One day as he walked towards the shrine he saw some beautiful flowers. He plucked some for his Lord and saved them in his hair, as he was carrying the day’s catch in both arms.  Then he noticed a small stream flowing nearby and had an idea, “How nice it would be to give a bath to the Lord!”  He then bent and filled water into his mouth and went to the shrine where he spit the water from his mouth on the Linga, thus bathing the Lord.  He happily made his offerings and spoke to the Lord before leaving for the day.

The next time the brahman returned to the shrine, the sight he saw repulsed him.  There was meat all over the place again, and this time, the Shiva Linga was covered by spittle.  “This was not the work of an animal, but a human being!

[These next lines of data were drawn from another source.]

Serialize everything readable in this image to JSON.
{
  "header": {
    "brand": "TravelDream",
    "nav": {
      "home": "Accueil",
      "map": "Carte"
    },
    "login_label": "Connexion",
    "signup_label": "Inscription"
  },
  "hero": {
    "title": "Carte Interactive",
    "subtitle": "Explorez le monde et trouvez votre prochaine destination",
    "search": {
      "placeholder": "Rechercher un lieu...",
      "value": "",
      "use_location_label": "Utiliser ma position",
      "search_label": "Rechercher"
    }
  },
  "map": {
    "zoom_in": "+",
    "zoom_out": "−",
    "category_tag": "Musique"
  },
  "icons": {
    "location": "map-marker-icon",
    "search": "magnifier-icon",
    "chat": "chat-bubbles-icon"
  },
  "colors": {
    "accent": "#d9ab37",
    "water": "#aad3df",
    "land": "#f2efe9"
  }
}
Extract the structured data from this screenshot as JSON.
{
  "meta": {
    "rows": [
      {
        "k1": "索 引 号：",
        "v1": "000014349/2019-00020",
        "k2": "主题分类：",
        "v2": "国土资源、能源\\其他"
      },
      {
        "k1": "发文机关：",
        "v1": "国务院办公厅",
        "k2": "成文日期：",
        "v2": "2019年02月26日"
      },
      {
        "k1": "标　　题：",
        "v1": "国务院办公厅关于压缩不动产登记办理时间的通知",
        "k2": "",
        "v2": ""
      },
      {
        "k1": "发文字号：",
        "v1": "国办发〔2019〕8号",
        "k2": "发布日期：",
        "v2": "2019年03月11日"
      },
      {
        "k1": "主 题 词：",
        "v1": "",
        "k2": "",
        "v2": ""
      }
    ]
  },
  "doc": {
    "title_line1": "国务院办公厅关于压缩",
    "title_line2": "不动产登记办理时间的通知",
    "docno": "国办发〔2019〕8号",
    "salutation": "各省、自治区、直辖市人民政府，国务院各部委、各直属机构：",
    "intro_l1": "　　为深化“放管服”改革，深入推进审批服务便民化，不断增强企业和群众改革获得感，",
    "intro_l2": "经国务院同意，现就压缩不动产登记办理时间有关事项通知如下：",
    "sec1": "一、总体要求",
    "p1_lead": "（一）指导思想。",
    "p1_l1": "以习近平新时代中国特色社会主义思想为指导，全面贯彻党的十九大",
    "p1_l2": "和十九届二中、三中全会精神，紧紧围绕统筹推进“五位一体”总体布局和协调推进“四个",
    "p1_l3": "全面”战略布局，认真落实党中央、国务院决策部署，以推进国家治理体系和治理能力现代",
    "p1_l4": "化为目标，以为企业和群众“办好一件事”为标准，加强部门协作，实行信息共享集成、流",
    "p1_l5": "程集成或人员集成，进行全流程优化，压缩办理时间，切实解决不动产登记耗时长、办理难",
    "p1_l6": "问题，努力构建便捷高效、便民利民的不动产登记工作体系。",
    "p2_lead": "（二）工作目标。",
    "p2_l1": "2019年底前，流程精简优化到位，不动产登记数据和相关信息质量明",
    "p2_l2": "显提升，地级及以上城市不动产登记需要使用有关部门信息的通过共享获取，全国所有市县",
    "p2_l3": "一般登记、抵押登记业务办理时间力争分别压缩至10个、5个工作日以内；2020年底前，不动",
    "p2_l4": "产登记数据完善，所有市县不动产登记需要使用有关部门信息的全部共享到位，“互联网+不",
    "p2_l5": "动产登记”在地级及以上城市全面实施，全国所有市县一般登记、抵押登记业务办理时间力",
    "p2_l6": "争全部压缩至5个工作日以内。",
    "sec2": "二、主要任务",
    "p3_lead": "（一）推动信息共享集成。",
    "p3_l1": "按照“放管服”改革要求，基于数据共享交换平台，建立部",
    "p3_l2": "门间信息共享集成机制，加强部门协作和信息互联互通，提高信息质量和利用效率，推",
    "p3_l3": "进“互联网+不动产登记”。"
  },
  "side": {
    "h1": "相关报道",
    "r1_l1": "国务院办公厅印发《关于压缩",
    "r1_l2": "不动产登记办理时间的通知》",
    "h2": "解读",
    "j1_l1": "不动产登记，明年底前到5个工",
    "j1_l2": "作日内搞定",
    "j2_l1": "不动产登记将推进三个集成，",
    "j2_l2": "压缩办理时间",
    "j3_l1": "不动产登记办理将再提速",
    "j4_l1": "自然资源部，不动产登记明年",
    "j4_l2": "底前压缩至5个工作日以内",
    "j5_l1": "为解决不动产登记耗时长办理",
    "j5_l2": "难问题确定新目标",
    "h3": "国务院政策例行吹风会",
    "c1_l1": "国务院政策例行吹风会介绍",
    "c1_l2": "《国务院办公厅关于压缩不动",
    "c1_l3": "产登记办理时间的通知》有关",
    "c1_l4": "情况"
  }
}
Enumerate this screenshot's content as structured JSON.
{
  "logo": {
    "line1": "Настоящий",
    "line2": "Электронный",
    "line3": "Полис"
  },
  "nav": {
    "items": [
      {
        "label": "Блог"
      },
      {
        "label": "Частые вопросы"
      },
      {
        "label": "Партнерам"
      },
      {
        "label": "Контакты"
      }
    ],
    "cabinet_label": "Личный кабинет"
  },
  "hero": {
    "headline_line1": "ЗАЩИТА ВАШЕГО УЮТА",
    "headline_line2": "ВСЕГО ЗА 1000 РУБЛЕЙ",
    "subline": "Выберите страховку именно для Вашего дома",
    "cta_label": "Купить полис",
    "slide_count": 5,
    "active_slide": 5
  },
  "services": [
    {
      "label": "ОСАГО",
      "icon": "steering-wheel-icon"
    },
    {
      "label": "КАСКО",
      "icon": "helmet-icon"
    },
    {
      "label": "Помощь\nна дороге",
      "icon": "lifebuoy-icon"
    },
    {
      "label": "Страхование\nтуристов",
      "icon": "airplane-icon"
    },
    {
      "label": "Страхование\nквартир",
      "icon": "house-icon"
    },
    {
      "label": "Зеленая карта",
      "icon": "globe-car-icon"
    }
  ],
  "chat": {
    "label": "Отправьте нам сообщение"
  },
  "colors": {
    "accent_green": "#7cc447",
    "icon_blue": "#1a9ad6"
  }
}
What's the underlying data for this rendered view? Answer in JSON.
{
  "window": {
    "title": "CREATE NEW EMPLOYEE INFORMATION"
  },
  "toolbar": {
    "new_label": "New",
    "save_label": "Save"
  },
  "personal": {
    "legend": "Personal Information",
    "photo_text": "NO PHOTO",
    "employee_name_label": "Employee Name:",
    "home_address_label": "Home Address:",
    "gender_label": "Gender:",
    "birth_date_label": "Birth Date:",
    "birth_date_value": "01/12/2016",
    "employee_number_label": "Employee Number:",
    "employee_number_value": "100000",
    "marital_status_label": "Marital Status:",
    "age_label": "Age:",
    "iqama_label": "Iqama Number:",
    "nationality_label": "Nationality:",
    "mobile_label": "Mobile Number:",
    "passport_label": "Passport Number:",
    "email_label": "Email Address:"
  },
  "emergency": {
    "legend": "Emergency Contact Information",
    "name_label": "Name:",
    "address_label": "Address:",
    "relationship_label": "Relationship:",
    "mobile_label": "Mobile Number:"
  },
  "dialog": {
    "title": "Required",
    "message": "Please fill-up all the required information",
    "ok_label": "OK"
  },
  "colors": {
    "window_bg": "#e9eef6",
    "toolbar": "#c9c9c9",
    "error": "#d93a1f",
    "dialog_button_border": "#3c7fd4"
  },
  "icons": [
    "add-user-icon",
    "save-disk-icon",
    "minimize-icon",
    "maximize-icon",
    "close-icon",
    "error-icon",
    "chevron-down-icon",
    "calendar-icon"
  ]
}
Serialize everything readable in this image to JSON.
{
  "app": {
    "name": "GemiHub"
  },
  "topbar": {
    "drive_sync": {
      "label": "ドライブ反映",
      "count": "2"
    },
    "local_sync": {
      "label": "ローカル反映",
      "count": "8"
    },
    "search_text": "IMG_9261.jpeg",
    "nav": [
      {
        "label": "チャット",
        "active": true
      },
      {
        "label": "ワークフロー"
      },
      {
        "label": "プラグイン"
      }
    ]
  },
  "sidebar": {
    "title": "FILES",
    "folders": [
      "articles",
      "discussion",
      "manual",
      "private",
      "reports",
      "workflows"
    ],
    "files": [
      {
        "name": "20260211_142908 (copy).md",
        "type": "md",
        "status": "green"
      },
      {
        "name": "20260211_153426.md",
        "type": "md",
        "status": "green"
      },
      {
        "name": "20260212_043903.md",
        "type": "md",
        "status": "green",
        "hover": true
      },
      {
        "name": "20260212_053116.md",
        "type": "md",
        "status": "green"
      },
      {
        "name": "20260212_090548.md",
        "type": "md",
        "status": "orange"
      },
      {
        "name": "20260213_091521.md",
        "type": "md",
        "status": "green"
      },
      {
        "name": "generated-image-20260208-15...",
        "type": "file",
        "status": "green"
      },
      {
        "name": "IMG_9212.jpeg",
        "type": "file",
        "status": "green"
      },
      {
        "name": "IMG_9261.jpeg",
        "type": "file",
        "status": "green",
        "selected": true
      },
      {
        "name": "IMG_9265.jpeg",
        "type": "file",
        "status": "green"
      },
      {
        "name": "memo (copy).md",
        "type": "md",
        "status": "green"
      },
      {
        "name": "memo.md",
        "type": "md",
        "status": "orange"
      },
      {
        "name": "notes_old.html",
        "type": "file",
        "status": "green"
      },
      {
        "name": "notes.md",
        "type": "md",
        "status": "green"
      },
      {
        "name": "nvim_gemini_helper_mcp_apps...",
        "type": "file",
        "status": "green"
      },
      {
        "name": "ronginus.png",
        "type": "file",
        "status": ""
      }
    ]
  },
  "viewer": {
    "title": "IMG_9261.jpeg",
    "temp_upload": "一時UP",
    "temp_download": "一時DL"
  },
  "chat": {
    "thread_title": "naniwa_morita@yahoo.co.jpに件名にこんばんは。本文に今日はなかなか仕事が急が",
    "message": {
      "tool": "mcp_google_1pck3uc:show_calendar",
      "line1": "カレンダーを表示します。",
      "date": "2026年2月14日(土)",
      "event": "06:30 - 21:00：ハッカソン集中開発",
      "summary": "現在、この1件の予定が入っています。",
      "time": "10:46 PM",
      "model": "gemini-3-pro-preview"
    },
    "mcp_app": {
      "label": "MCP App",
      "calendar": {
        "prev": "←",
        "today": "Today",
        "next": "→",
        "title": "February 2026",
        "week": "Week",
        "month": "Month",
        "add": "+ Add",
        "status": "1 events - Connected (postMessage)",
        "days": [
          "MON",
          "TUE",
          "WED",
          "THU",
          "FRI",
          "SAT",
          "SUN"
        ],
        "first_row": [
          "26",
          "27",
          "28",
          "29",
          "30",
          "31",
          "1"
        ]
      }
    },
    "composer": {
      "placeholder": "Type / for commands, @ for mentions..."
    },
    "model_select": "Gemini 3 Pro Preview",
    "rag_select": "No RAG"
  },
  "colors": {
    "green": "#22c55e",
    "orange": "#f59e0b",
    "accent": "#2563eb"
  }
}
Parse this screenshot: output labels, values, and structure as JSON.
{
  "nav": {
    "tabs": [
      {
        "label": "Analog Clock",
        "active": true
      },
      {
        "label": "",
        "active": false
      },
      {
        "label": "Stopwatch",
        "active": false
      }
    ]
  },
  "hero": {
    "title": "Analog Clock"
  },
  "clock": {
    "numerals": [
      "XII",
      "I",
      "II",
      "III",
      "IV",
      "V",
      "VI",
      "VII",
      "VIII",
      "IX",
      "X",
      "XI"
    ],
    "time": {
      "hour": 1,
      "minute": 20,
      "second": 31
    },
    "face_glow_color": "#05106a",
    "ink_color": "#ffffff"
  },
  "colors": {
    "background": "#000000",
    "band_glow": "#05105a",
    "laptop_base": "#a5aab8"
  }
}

How could anyone thus defile the Lord?”  He patiently cleaned up the shrine before chanting the mantras, purifying the Linga and making his offerings.  Again, he left, having done his duty, hoping & praying that such disrespect would not occur again.

But he saw the same thing every time he arrived there.  Heartbroken by the situation, he could not control his tears and addressed Shiva aloud, “O Lord, you are the purest of all, the greatest of all Gods.  How can you allow such indignities to happen to you yourself? You are the protector of the universe.  Please protect yourself from such acts.”

Lord Shiva was moved by the brahman’s plea and spoke out to his devotee, “My dear devotee, what you consider indignities is the offering made to me by another devotee.  He knows nothing of rituals and practices but, like you, he loves me with all his heart.  I am bound by his devotion, and have to accept all that he offers me.  If you wish to see the extent of his love for me, hide somewhere and see what happens.  It is time for him to come.”

The brahman was curious about this devotee whom the Lord himself praised.  The brahman hid himself behind some bushes.  Thinnan came very soon, as usual carrying meat in his hands, flowers in his hair and water in his mouth.

As usual Thinnan started his routine of bathing the Shiva Linga & offering what he brought to the Lord.  Suddenly, he noticed that there was something oozing from the Lord’s left eye.  Horrified, he ran and collected herbs and applied them to the eye, hoping to cure the problem.  It only made it worse, for blood started oozing.  He tried out a few more remedies, none of which worked.

Finally, he decided that the only way he could solve the problem was by offering the Lord his own eye.  Taking one of his knives, he cut his left eye out of its socket, and placed it on the Linga.  At once, the blood stopped oozing, and Thinnan heaved a sigh of relief.  He started dancing around with joy.

Suddenly, he was shocked to notice that the Lord’s right eye was now bleeding in the same way.  He now knew the solution and decided to offer his other eye too.  But once he had taken his right eye out, how would he see where to place it? He pondered for a minute and came up with a solution.  Lifting one of his feet, he placed it on the place where the Lord had his right eye.  With his knife, proceeded to take out his right eye from its socket.

Shiva could not bear to see this great sacrifice by his devotee and appeared in front of him.  At once, Thinnan regained his sight and prostrated fully before the Lord.  The brahman too came out from hiding and bowed before the Lord.

Lord Shiva blessed both of them and praised them for their devotion, given in their own way.  He especially lauded Thinnan, and declared him to be a saint – a Nayanar, as the greatest of Shiva’s devotees were known.  Since he had given up his eyes (“kann” means “eye” in Tamil) for the Lord, he would henceforth be known as Kannappa Nayanar.

Om Namah Shivaya

OM svaroopa svasvabhava namo nama.h